Task goal — Could you write out the listing below exactly as it stands, leaving out the pictures?
◇ ◇ ◇
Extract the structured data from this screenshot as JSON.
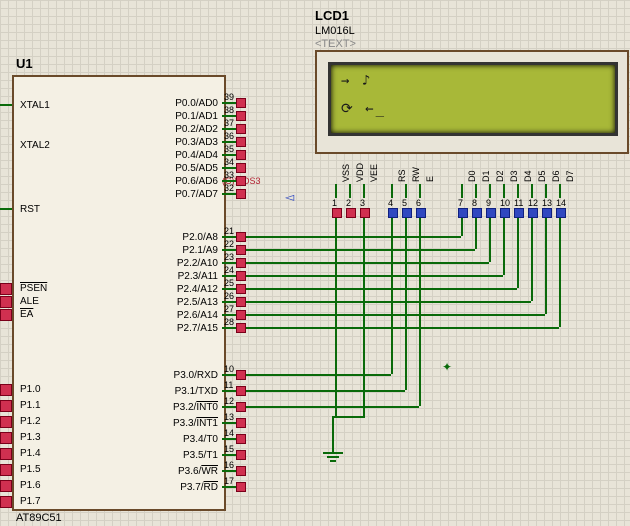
{
  "u1": {
    "ref": "U1",
    "part": "AT89C51",
    "left_pins": [
      {
        "name": "XTAL1"
      },
      {
        "name": "XTAL2"
      },
      {
        "name": "RST"
      },
      {
        "name": "PSEN",
        "over": true
      },
      {
        "name": "ALE"
      },
      {
        "name": "EA",
        "over": true
      },
      {
        "name": "P1.0"
      },
      {
        "name": "P1.1"
      },
      {
        "name": "P1.2"
      },
      {
        "name": "P1.3"
      },
      {
        "name": "P1.4"
      },
      {
        "name": "P1.5"
      },
      {
        "name": "P1.6"
      },
      {
        "name": "P1.7"
      }
    ],
    "right_pins": [
      {
        "name": "P0.0/AD0",
        "num": "39"
      },
      {
        "name": "P0.1/AD1",
        "num": "38"
      },
      {
        "name": "P0.2/AD2",
        "num": "37"
      },
      {
        "name": "P0.3/AD3",
        "num": "36"
      },
      {
        "name": "P0.4/AD4",
        "num": "35"
      },
      {
        "name": "P0.5/AD5",
        "num": "34"
      },
      {
        "name": "P0.6/AD6",
        "num": "33"
      },
      {
        "name": "P0.7/AD7",
        "num": "32"
      },
      {
        "name": "P2.0/A8",
        "num": "21"
      },
      {
        "name": "P2.1/A9",
        "num": "22"
      },
      {
        "name": "P2.2/A10",
        "num": "23"
      },
      {
        "name": "P2.3/A11",
        "num": "24"
      },
      {
        "name": "P2.4/A12",
        "num": "25"
      },
      {
        "name": "P2.5/A13",
        "num": "26"
      },
      {
        "name": "P2.6/A14",
        "num": "27"
      },
      {
        "name": "P2.7/A15",
        "num": "28"
      },
      {
        "name": "P3.0/RXD",
        "num": "10"
      },
      {
        "name": "P3.1/TXD",
        "num": "11"
      },
      {
        "name": "P3.2/INT0",
        "num": "12",
        "over_part": "INT0"
      },
      {
        "name": "P3.3/INT1",
        "num": "13",
        "over_part": "INT1"
      },
      {
        "name": "P3.4/T0",
        "num": "14"
      },
      {
        "name": "P3.5/T1",
        "num": "15"
      },
      {
        "name": "P3.6/WR",
        "num": "16",
        "over_part": "WR"
      },
      {
        "name": "P3.7/RD",
        "num": "17",
        "over_part": "RD"
      }
    ]
  },
  "lcd": {
    "ref": "LCD1",
    "part": "LM016L",
    "text_placeholder": "<TEXT>",
    "line1": "→  ♪",
    "line2": "⟳  ←_",
    "pins": [
      {
        "lbl": "VSS",
        "num": "1"
      },
      {
        "lbl": "VDD",
        "num": "2"
      },
      {
        "lbl": "VEE",
        "num": "3"
      },
      {
        "lbl": "RS",
        "num": "4"
      },
      {
        "lbl": "RW",
        "num": "5"
      },
      {
        "lbl": "E",
        "num": "6"
      },
      {
        "lbl": "D0",
        "num": "7"
      },
      {
        "lbl": "D1",
        "num": "8"
      },
      {
        "lbl": "D2",
        "num": "9"
      },
      {
        "lbl": "D3",
        "num": "10"
      },
      {
        "lbl": "D4",
        "num": "11"
      },
      {
        "lbl": "D5",
        "num": "12"
      },
      {
        "lbl": "D6",
        "num": "13"
      },
      {
        "lbl": "D7",
        "num": "14"
      }
    ]
  },
  "annotation": "(C)V-DS3",
  "chart_data": {
    "type": "schematic",
    "components": [
      {
        "ref": "U1",
        "part": "AT89C51",
        "kind": "microcontroller"
      },
      {
        "ref": "LCD1",
        "part": "LM016L",
        "kind": "lcd_16x2"
      }
    ],
    "nets": [
      {
        "from": "U1.P2.0",
        "to": "LCD1.D0"
      },
      {
        "from": "U1.P2.1",
        "to": "LCD1.D1"
      },
      {
        "from": "U1.P2.2",
        "to": "LCD1.D2"
      },
      {
        "from": "U1.P2.3",
        "to": "LCD1.D3"
      },
      {
        "from": "U1.P2.4",
        "to": "LCD1.D4"
      },
      {
        "from": "U1.P2.5",
        "to": "LCD1.D5"
      },
      {
        "from": "U1.P2.6",
        "to": "LCD1.D6"
      },
      {
        "from": "U1.P2.7",
        "to": "LCD1.D7"
      },
      {
        "from": "U1.P3.0",
        "to": "LCD1.RS"
      },
      {
        "from": "U1.P3.1",
        "to": "LCD1.RW"
      },
      {
        "from": "U1.P3.2",
        "to": "LCD1.E"
      },
      {
        "from": "LCD1.VSS",
        "to": "GND"
      },
      {
        "from": "LCD1.VEE",
        "to": "GND"
      }
    ]
  }
}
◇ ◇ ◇
Response to the task —
Extract the structured data from this screenshot as JSON.
{
  "u1": {
    "ref": "U1",
    "part": "AT89C51",
    "left_pins": [
      {
        "name": "XTAL1"
      },
      {
        "name": "XTAL2"
      },
      {
        "name": "RST"
      },
      {
        "name": "PSEN",
        "over": true
      },
      {
        "name": "ALE"
      },
      {
        "name": "EA",
        "over": true
      },
      {
        "name": "P1.0"
      },
      {
        "name": "P1.1"
      },
      {
        "name": "P1.2"
      },
      {
        "name": "P1.3"
      },
      {
        "name": "P1.4"
      },
      {
        "name": "P1.5"
      },
      {
        "name": "P1.6"
      },
      {
        "name": "P1.7"
      }
    ],
    "right_pins": [
      {
        "name": "P0.0/AD0",
        "num": "39"
      },
      {
        "name": "P0.1/AD1",
        "num": "38"
      },
      {
        "name": "P0.2/AD2",
        "num": "37"
      },
      {
        "name": "P0.3/AD3",
        "num": "36"
      },
      {
        "name": "P0.4/AD4",
        "num": "35"
      },
      {
        "name": "P0.5/AD5",
        "num": "34"
      },
      {
        "name": "P0.6/AD6",
        "num": "33"
      },
      {
        "name": "P0.7/AD7",
        "num": "32"
      },
      {
        "name": "P2.0/A8",
        "num": "21"
      },
      {
        "name": "P2.1/A9",
        "num": "22"
      },
      {
        "name": "P2.2/A10",
        "num": "23"
      },
      {
        "name": "P2.3/A11",
        "num": "24"
      },
      {
        "name": "P2.4/A12",
        "num": "25"
      },
      {
        "name": "P2.5/A13",
        "num": "26"
      },
      {
        "name": "P2.6/A14",
        "num": "27"
      },
      {
        "name": "P2.7/A15",
        "num": "28"
      },
      {
        "name": "P3.0/RXD",
        "num": "10"
      },
      {
        "name": "P3.1/TXD",
        "num": "11"
      },
      {
        "name": "P3.2/INT0",
        "num": "12",
        "over_part": "INT0"
      },
      {
        "name": "P3.3/INT1",
        "num": "13",
        "over_part": "INT1"
      },
      {
        "name": "P3.4/T0",
        "num": "14"
      },
      {
        "name": "P3.5/T1",
        "num": "15"
      },
      {
        "name": "P3.6/WR",
        "num": "16",
        "over_part": "WR"
      },
      {
        "name": "P3.7/RD",
        "num": "17",
        "over_part": "RD"
      }
    ]
  },
  "lcd": {
    "ref": "LCD1",
    "part": "LM016L",
    "text_placeholder": "<TEXT>",
    "line1": "→  ♪",
    "line2": "⟳  ←_",
    "pins": [
      {
        "lbl": "VSS",
        "num": "1"
      },
      {
        "lbl": "VDD",
        "num": "2"
      },
      {
        "lbl": "VEE",
        "num": "3"
      },
      {
        "lbl": "RS",
        "num": "4"
      },
      {
        "lbl": "RW",
        "num": "5"
      },
      {
        "lbl": "E",
        "num": "6"
      },
      {
        "lbl": "D0",
        "num": "7"
      },
      {
        "lbl": "D1",
        "num": "8"
      },
      {
        "lbl": "D2",
        "num": "9"
      },
      {
        "lbl": "D3",
        "num": "10"
      },
      {
        "lbl": "D4",
        "num": "11"
      },
      {
        "lbl": "D5",
        "num": "12"
      },
      {
        "lbl": "D6",
        "num": "13"
      },
      {
        "lbl": "D7",
        "num": "14"
      }
    ]
  },
  "annotation": "(C)V-DS3",
  "chart_data": {
    "type": "schematic",
    "components": [
      {
        "ref": "U1",
        "part": "AT89C51",
        "kind": "microcontroller"
      },
      {
        "ref": "LCD1",
        "part": "LM016L",
        "kind": "lcd_16x2"
      }
    ],
    "nets": [
      {
        "from": "U1.P2.0",
        "to": "LCD1.D0"
      },
      {
        "from": "U1.P2.1",
        "to": "LCD1.D1"
      },
      {
        "from": "U1.P2.2",
        "to": "LCD1.D2"
      },
      {
        "from": "U1.P2.3",
        "to": "LCD1.D3"
      },
      {
        "from": "U1.P2.4",
        "to": "LCD1.D4"
      },
      {
        "from": "U1.P2.5",
        "to": "LCD1.D5"
      },
      {
        "from": "U1.P2.6",
        "to": "LCD1.D6"
      },
      {
        "from": "U1.P2.7",
        "to": "LCD1.D7"
      },
      {
        "from": "U1.P3.0",
        "to": "LCD1.RS"
      },
      {
        "from": "U1.P3.1",
        "to": "LCD1.RW"
      },
      {
        "from": "U1.P3.2",
        "to": "LCD1.E"
      },
      {
        "from": "LCD1.VSS",
        "to": "GND"
      },
      {
        "from": "LCD1.VEE",
        "to": "GND"
      }
    ]
  }
}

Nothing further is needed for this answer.